The weather in 1968 brought Essex the worst flooding that had been seen since the great tidal surge of 1953. The weather had been so bad that the railway network failed between Wickford and Raleigh and so a bus service was put in place. The bus driver, Mr. David Dockerill, was not to be put off of his task by mere flood water and, on the outskirts of Woodham, he moved his passengers to the top deck of the bus. The weather had created such high water levels that the lower deck was flooded as Mr. Dockerill forced the vehicle through the flood waters, but the passengers were safe in the upper deck and were delivered to their destination dry and safe. In 1990, the weather event of the year took place on the 25th January when a gale of such severity hit the county that on the A12 junction with the A414, at South Woodham Ferrers, seven lorries were blown over and a passenger was injured when a coach was forced into a ditch.

South Woodham Ferrers History

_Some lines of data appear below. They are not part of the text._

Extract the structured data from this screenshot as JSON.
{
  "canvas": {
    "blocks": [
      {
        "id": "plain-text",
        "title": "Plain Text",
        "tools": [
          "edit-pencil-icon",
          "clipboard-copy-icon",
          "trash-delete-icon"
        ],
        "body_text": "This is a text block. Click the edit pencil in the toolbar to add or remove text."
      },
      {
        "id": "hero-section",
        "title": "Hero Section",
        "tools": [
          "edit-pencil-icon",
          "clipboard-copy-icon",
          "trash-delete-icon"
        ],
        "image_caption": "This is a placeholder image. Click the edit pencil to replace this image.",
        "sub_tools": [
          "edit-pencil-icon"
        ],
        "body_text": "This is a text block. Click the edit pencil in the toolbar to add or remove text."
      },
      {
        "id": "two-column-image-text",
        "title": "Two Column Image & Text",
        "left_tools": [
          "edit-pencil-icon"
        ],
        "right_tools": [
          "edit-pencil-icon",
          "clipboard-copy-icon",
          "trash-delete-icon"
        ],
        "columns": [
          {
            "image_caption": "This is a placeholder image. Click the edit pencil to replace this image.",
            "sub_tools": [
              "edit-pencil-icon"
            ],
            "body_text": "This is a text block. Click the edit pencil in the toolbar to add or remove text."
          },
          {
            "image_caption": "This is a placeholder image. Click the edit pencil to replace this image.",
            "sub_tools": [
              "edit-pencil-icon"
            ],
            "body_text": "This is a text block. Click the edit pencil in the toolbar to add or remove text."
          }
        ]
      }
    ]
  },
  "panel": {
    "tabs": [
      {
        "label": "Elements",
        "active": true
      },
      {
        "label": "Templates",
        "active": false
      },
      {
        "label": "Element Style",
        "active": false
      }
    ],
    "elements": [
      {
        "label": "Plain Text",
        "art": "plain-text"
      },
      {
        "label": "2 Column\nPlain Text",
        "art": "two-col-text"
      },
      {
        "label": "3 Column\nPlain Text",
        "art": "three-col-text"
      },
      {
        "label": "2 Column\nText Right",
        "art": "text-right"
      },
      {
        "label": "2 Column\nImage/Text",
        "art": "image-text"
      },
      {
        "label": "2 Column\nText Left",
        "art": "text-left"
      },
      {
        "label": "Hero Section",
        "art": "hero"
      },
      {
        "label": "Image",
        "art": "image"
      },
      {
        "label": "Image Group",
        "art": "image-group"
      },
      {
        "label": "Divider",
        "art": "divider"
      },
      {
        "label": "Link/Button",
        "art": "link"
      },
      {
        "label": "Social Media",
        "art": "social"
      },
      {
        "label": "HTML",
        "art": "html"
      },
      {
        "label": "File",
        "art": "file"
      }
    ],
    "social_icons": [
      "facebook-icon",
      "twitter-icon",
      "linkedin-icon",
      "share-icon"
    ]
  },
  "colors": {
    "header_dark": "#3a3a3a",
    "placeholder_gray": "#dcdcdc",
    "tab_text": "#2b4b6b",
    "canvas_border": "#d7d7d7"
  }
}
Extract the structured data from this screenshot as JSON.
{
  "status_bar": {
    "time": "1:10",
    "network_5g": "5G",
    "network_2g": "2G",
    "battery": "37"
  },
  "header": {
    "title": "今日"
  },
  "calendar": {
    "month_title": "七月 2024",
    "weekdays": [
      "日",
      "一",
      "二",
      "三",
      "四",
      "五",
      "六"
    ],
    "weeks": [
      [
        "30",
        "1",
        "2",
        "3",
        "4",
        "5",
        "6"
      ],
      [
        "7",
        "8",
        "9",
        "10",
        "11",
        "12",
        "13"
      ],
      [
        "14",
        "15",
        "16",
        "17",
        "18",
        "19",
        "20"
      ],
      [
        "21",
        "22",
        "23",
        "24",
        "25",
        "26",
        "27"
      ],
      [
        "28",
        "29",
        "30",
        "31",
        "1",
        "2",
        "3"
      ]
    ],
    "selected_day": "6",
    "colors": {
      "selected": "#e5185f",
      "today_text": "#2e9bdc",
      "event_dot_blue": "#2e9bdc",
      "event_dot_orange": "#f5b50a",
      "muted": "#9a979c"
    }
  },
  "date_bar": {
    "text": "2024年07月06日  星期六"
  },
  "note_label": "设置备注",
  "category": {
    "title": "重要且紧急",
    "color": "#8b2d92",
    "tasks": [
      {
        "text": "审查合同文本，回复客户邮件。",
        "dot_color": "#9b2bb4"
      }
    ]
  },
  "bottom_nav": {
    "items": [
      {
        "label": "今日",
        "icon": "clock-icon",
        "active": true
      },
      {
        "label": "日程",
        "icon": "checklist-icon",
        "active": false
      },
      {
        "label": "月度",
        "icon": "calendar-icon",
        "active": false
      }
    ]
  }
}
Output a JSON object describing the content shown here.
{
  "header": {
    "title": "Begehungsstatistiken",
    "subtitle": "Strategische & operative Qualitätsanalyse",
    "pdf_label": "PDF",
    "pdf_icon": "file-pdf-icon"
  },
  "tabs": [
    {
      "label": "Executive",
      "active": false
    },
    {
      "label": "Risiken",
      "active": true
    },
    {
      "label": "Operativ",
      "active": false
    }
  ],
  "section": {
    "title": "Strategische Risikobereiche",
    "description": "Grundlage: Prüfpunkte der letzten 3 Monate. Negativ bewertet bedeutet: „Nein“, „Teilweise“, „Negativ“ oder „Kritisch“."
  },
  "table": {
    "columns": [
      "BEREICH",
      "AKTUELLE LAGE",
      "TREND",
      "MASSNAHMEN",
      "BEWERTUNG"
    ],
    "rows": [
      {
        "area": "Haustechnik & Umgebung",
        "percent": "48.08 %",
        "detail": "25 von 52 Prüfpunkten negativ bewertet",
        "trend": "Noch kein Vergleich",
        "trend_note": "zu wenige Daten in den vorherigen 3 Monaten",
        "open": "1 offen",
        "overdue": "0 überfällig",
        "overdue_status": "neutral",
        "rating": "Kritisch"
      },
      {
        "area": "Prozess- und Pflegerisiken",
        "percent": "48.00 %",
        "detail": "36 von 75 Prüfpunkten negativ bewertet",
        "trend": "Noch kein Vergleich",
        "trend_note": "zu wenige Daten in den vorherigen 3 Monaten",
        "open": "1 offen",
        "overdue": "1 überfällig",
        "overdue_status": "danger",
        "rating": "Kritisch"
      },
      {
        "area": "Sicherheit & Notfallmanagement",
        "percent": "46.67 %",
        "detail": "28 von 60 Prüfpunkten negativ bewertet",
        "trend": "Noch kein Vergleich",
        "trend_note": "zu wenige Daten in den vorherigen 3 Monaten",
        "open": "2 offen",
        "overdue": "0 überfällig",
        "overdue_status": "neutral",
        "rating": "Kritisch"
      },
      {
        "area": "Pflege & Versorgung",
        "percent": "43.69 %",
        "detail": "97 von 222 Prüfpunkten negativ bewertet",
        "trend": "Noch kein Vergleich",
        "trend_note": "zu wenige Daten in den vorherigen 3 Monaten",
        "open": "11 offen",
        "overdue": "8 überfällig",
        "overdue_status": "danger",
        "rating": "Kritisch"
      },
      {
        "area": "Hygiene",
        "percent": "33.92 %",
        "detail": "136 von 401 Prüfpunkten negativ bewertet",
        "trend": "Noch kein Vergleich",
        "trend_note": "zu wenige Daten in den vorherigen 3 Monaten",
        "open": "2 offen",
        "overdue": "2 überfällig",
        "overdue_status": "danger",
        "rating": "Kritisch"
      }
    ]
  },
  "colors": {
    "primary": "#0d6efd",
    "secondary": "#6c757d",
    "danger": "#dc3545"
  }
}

South Woodham Ferrers was originally a part of the village of Woodham Ferrers, which sits a little to the North of the town. A railway station was opened to serve the community of South Woodham Ferrers in 1889, but it was not until the 1960's and 70's that the town began to develop at a rapid speed around the site of the railway station. In 1981, Queen Elizabeth II officially opened the newly completed town Square in South Woodham Ferrers. The William de Ferrers Secondary School, which is situated in the town centre, opened its doors for the first time in 1982 and uses the main retail area as part of its campus. South Woodham Ferrers is home to the Crouch Vale Brewery whose ale won the award of Champion Beer of Britain in 2005 and 2006 at the Great British Beer Festival.

Many of the street names on South Woodham Ferrers have a link to JRR Tolkien's book characters. It is rumored that the Radar Test Station, situated on Bushy Hill on the edge of South Woodham Ferrers, appears in the James Bond film, Goldeneye.